The moment the doctor tells you, “You’re having another boy,” you know things are about to get a little crazy. Oh, and it definitely did. I have three boys, under five-years old. As they get older, our stories about our day-to-day lives get more interesting.
Most of our stories involve my middle child, Levi. He’s a free spirit and one of the most loving people I’ve ever met. He greets people at our house half naked (Let me assure you I dress him about 15 times a day, but he always manages to “lose” his clothes). He is always under the table with some contraband item (candy usually).He will randomly change your name for an entire day (yesterday I was Elsa).
It’s because of him that I drink three cups of coffee a day. I have to keep up with him somehow! As he’s getting bigger, I’m learning more about his character. Everyone always sees his mischievous and silly side, but people forget that there is so much more to him.
People tend to think he needs us to raise our voice and be firm with him. They’ve told us he needs tough love and no grace. They make comments in front of him about how naughty he is. They tell us we’re not parenting him right.
What they don’t see is that same little boy come up to me later that night and ask me to call him a good boy. While you may think it’s nothing, it is. He wants me to reaffirm that I love him and don’t think he is a bad boy.
There are so many rowdy little boys like mine in the world. Instead of understanding who they are, people label them the trouble makers or tell their parents they need to be put on ADD meds. So, today I want to challenge all of you out there. Whether you are a parent or not. The next time you see a rowdy little boy, do not label him. Don’t tell him he’s bad because he wants to explore the world with his hands and push limits.
While you think he’s disrespectful, he’s learning what to say.
While you think he gets into everything, he’s learning limits in his environment.
While you think he’s can handle your “firm” words, he comes to mommy crying.
While you think he’s being mean to his baby brother, he was trying to give him a big kiss.
While you think he’s rude for not wanting to hug you, he is learning about his own emotions.
While you think he doesn’t listen, he hears every word.
While you see some of the naughty things they do, you don’t always know what they’re trying to do. Instead of being tougher on them, figure out how you can help.

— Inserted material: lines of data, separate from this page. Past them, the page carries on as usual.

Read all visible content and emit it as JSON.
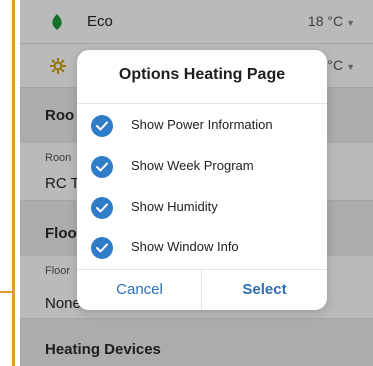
{
  "modes": [
    {
      "name": "Eco",
      "temp": "18 °C",
      "icon": "leaf-icon"
    },
    {
      "name": "",
      "temp": "°C",
      "icon": "sun-icon"
    }
  ],
  "sections": {
    "rooms": {
      "title": "Roo",
      "label": "Roon",
      "value": "RC T"
    },
    "floor": {
      "title": "Floo",
      "label": "Floor",
      "value": "None"
    },
    "heating": {
      "title": "Heating Devices"
    }
  },
  "dialog": {
    "title": "Options Heating Page",
    "options": [
      {
        "label": "Show Power Information",
        "checked": true
      },
      {
        "label": "Show Week Program",
        "checked": true
      },
      {
        "label": "Show Humidity",
        "checked": true
      },
      {
        "label": "Show Window Info",
        "checked": true
      }
    ],
    "cancel_label": "Cancel",
    "select_label": "Select"
  },
  "colors": {
    "accent": "#2f7cc8",
    "leaf": "#1e9c3a",
    "sun": "#c8a000",
    "connector": "#e69a2e"
  }
}
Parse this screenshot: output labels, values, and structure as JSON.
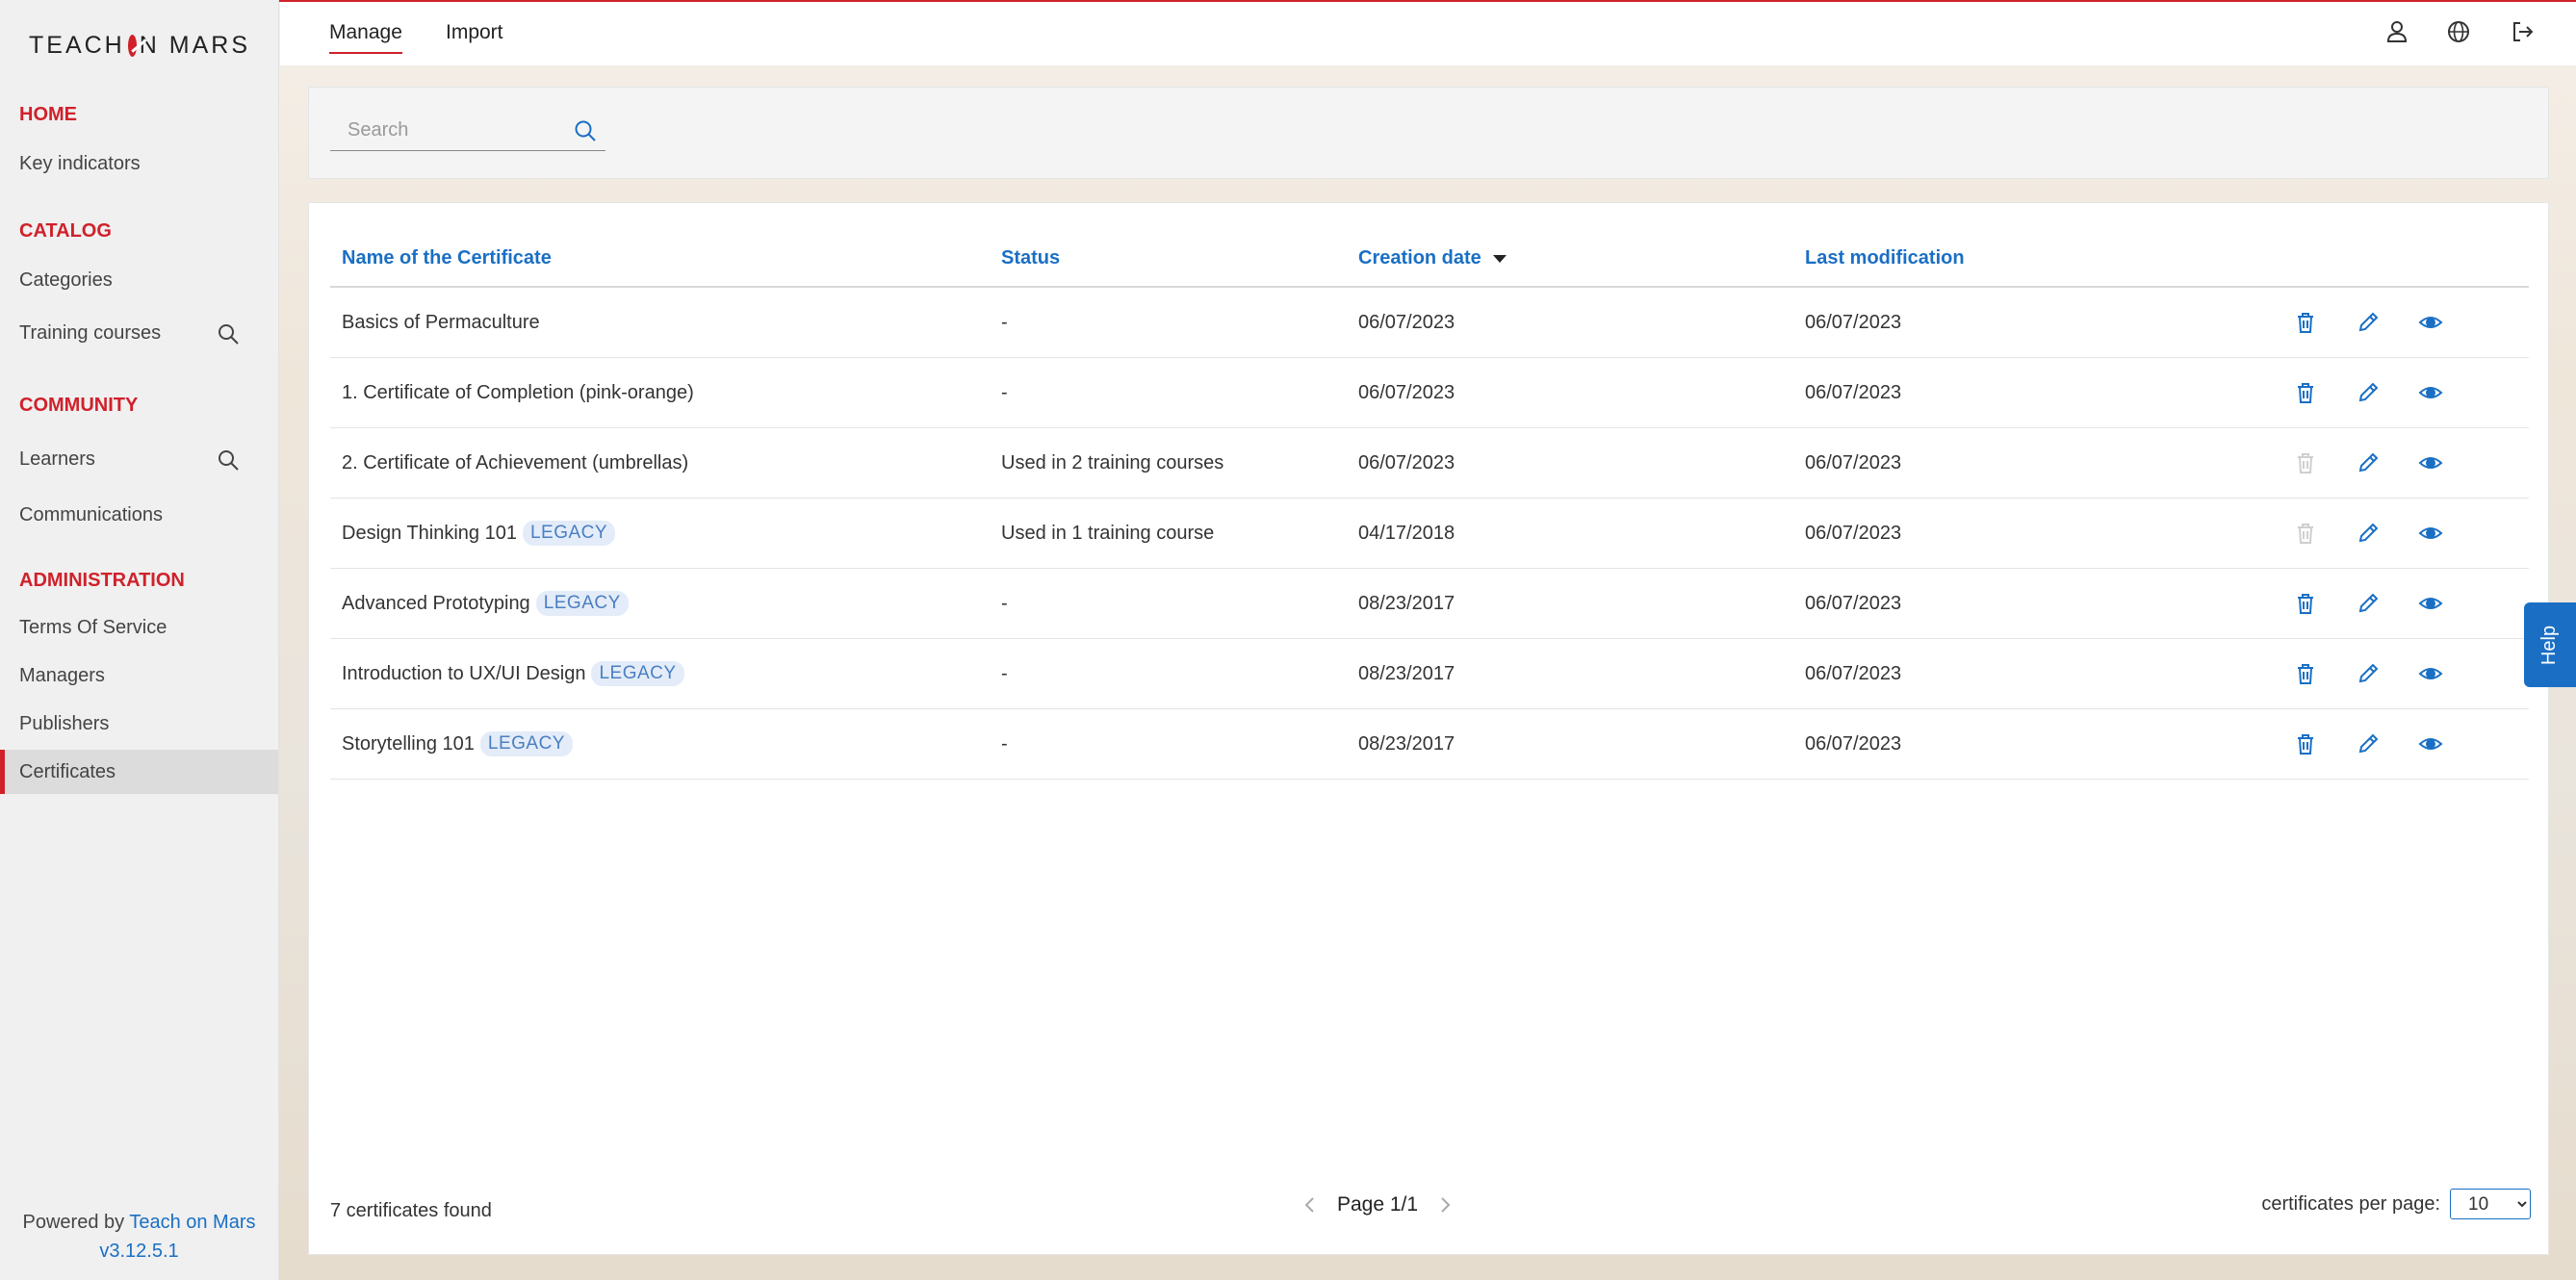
{
  "brand": {
    "logo_text_left": "TEACH",
    "logo_text_right": "N MARS",
    "accent": "#d0212b",
    "link": "#1a6fc4"
  },
  "sidebar": {
    "sections": [
      {
        "title": "HOME",
        "items": [
          {
            "label": "Key indicators"
          }
        ]
      },
      {
        "title": "CATALOG",
        "items": [
          {
            "label": "Categories"
          },
          {
            "label": "Training courses",
            "icon": "search-icon"
          }
        ]
      },
      {
        "title": "COMMUNITY",
        "items": [
          {
            "label": "Learners",
            "icon": "search-icon"
          },
          {
            "label": "Communications"
          }
        ]
      },
      {
        "title": "ADMINISTRATION",
        "items": [
          {
            "label": "Terms Of Service"
          },
          {
            "label": "Managers"
          },
          {
            "label": "Publishers"
          },
          {
            "label": "Certificates",
            "active": true
          }
        ]
      }
    ],
    "powered_prefix": "Powered by",
    "powered_link": "Teach on Mars",
    "version": "v3.12.5.1"
  },
  "topbar": {
    "tabs": [
      {
        "label": "Manage",
        "active": true
      },
      {
        "label": "Import"
      }
    ],
    "icons": [
      "user-icon",
      "globe-icon",
      "logout-icon"
    ]
  },
  "search": {
    "placeholder": "Search",
    "value": ""
  },
  "table": {
    "columns": [
      "Name of the Certificate",
      "Status",
      "Creation date",
      "Last modification"
    ],
    "sort_column": "Creation date",
    "rows": [
      {
        "name": "Basics of Permaculture",
        "legacy": "",
        "status": "-",
        "created": "06/07/2023",
        "modified": "06/07/2023",
        "delete_enabled": true
      },
      {
        "name": "1. Certificate of Completion (pink-orange)",
        "legacy": "",
        "status": "-",
        "created": "06/07/2023",
        "modified": "06/07/2023",
        "delete_enabled": true
      },
      {
        "name": "2. Certificate of Achievement (umbrellas)",
        "legacy": "",
        "status": "Used in 2 training courses",
        "created": "06/07/2023",
        "modified": "06/07/2023",
        "delete_enabled": false
      },
      {
        "name": "Design Thinking 101",
        "legacy": "LEGACY",
        "status": "Used in 1 training course",
        "created": "04/17/2018",
        "modified": "06/07/2023",
        "delete_enabled": false
      },
      {
        "name": "Advanced Prototyping",
        "legacy": "LEGACY",
        "status": "-",
        "created": "08/23/2017",
        "modified": "06/07/2023",
        "delete_enabled": true
      },
      {
        "name": "Introduction to UX/UI Design",
        "legacy": "LEGACY",
        "status": "-",
        "created": "08/23/2017",
        "modified": "06/07/2023",
        "delete_enabled": true
      },
      {
        "name": "Storytelling 101",
        "legacy": "LEGACY",
        "status": "-",
        "created": "08/23/2017",
        "modified": "06/07/2023",
        "delete_enabled": true
      }
    ]
  },
  "footer": {
    "count_text": "7 certificates found",
    "page_text": "Page 1/1",
    "per_page_label": "certificates per page:",
    "per_page_value": "10"
  },
  "help": {
    "label": "Help"
  }
}
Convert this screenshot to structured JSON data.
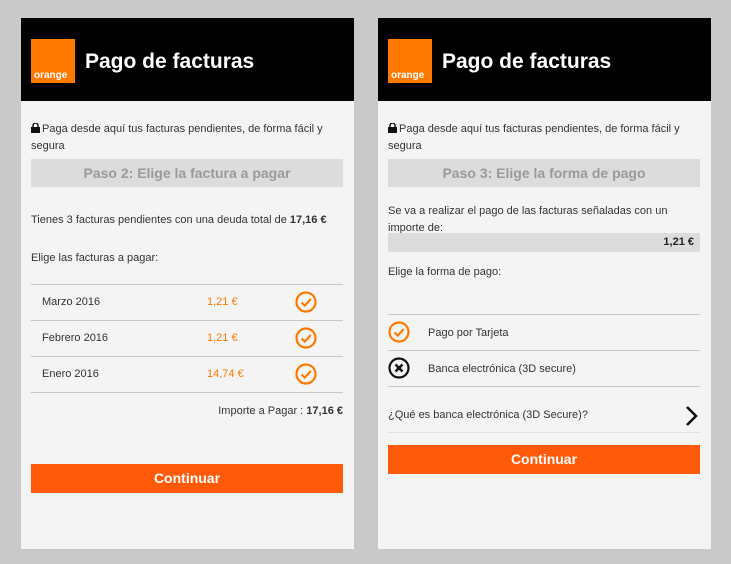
{
  "left": {
    "title": "Pago de facturas",
    "logo_text": "orange",
    "intro": "Paga desde aquí tus facturas pendientes, de forma fácil y segura",
    "step": "Paso 2: Elige la factura a pagar",
    "summary_text": "Tienes 3 facturas pendientes con una deuda total de ",
    "summary_amount": "17,16 €",
    "choose_label": "Elige las facturas a pagar:",
    "invoices": [
      {
        "month": "Marzo 2016",
        "amount": "1,21 €"
      },
      {
        "month": "Febrero 2016",
        "amount": "1,21 €"
      },
      {
        "month": "Enero 2016",
        "amount": "14,74 €"
      }
    ],
    "total_label": "Importe a Pagar : ",
    "total_amount": "17,16 €",
    "continue_label": "Continuar"
  },
  "right": {
    "title": "Pago de facturas",
    "logo_text": "orange",
    "intro": "Paga desde aquí tus facturas pendientes, de forma fácil y segura",
    "step": "Paso 3: Elige la forma de pago",
    "amount_text": "Se va a realizar el pago de las facturas señaladas con un importe de:",
    "amount": "1,21 €",
    "choose_label": "Elige la forma de pago:",
    "methods": [
      {
        "label": "Pago por Tarjeta",
        "icon": "check-icon"
      },
      {
        "label": "Banca electrónica (3D secure)",
        "icon": "close-circle-icon"
      }
    ],
    "faq_label": "¿Qué es banca electrónica (3D Secure)?",
    "continue_label": "Continuar"
  },
  "colors": {
    "accent": "#ff7900",
    "button": "#ff5a0a",
    "header": "#000000",
    "step_bg": "#dcdcdc"
  }
}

I wish people would try to teach kids what they could do rather than what not to do. Yelling NO at a child doesn’t teach him. Instead, teach him how to do it better. Kids need to be allowed to explore their environment and figure out how the world works. This means they will fail. They will cross the line. They will do it wrong. It’s your job as the parent to teach them those limits.
Children understand so much more if you encourage them to explore and set clear limits. Labeling a child as the “bad kid” will prevent them from being able to express themselves, learn about the world, have any self confidence, or want to learn how to do things differently. Encourage your children rather than label them.
This post previously appear on Brittany’s blog The Almost Indian Wife. Photo courtesy of Brittany Muddamalle.